I examined several components of a co-produced design process and related project outcomes associated with a small-scale UEI project – bioswales installed at the Arizona State University (ASU) Orange Mall and Student Pavilion in Tempe, AZ. Specifically, I explored the social design process and ecohydrological and biogeochemical outcomes associated with development of an ecohydrological monitoring protocol for assessing post-construction landscape performance of this site. The monitoring protocol design process was documented using participant observation of collaborative project meetings, and semi-structured interviews with key researchers and practitioners. Throughout this process, I worked together with researchers and practitioners to co-produced a suite of ecohydrological metrics to monitor the performance of the bioswales (UEI) constructed at Orange Mall, with an emphasis on understanding stormwater dynamics. I then installed and operated monitoring equipment from Summer 2018 to Spring 2019 to generate data that can be used to assess system performance with respect to the co-identified performance metrics.

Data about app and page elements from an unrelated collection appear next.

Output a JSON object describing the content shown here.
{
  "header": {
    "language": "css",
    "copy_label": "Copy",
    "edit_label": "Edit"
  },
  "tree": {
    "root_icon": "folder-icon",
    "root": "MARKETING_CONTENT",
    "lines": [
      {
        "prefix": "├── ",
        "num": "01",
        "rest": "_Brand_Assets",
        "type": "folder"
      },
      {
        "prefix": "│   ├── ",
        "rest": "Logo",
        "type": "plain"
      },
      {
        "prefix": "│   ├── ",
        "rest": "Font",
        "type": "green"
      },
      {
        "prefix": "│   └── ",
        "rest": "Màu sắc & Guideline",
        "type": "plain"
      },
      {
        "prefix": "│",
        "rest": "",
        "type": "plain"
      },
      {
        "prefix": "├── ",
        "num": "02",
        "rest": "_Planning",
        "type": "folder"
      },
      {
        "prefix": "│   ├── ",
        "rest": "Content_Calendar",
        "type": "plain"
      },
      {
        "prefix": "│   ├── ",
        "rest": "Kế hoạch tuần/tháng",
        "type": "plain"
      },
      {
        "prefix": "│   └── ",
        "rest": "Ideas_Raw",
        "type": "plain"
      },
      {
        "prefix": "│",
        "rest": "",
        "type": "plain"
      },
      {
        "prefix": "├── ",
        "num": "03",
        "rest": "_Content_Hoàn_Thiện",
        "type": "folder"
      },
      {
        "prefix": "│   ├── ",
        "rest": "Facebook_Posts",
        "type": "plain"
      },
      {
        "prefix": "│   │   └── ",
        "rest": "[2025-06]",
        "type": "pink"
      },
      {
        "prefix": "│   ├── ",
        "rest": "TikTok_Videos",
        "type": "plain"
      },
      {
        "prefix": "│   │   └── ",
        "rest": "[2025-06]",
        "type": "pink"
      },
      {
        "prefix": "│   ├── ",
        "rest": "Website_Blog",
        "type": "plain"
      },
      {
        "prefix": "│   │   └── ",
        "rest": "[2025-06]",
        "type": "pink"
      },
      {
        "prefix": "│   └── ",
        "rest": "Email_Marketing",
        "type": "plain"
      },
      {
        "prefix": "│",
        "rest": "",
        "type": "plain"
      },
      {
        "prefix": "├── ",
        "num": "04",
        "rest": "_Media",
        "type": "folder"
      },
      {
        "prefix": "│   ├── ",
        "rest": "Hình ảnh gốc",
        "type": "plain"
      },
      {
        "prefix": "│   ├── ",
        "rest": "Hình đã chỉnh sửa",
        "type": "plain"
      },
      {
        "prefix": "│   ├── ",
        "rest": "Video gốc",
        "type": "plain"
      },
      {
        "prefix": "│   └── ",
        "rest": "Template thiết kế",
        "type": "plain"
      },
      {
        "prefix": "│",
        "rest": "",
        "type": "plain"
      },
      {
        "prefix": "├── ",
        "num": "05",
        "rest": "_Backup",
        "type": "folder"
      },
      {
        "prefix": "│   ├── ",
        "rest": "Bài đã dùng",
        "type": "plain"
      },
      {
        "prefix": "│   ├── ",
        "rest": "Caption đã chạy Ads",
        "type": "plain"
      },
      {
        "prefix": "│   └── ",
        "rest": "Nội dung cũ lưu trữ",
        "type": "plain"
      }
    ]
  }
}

The co-production experience resulted in observable change in attitudes both at the individual and institutional level with regards to the integration and use of urban ecological research to assess and improve UEI design. My ecological monitoring demonstrated that system performance met design goals with regards to stormwater capture, and water quality data suggest the system’s current design has some capacity for stormwater treatment. These data and results are being used by practitioners at ASU and their related design partners to inform future design and management of UEI across the ASU campus. More broadly, this research will provide insights into improving the monitoring, evaluation, and performance efficacy associated with collaborative stormwater UEI projects, independent of scale, in arid cities.

Contributors

Agent

Created

Date Created
2019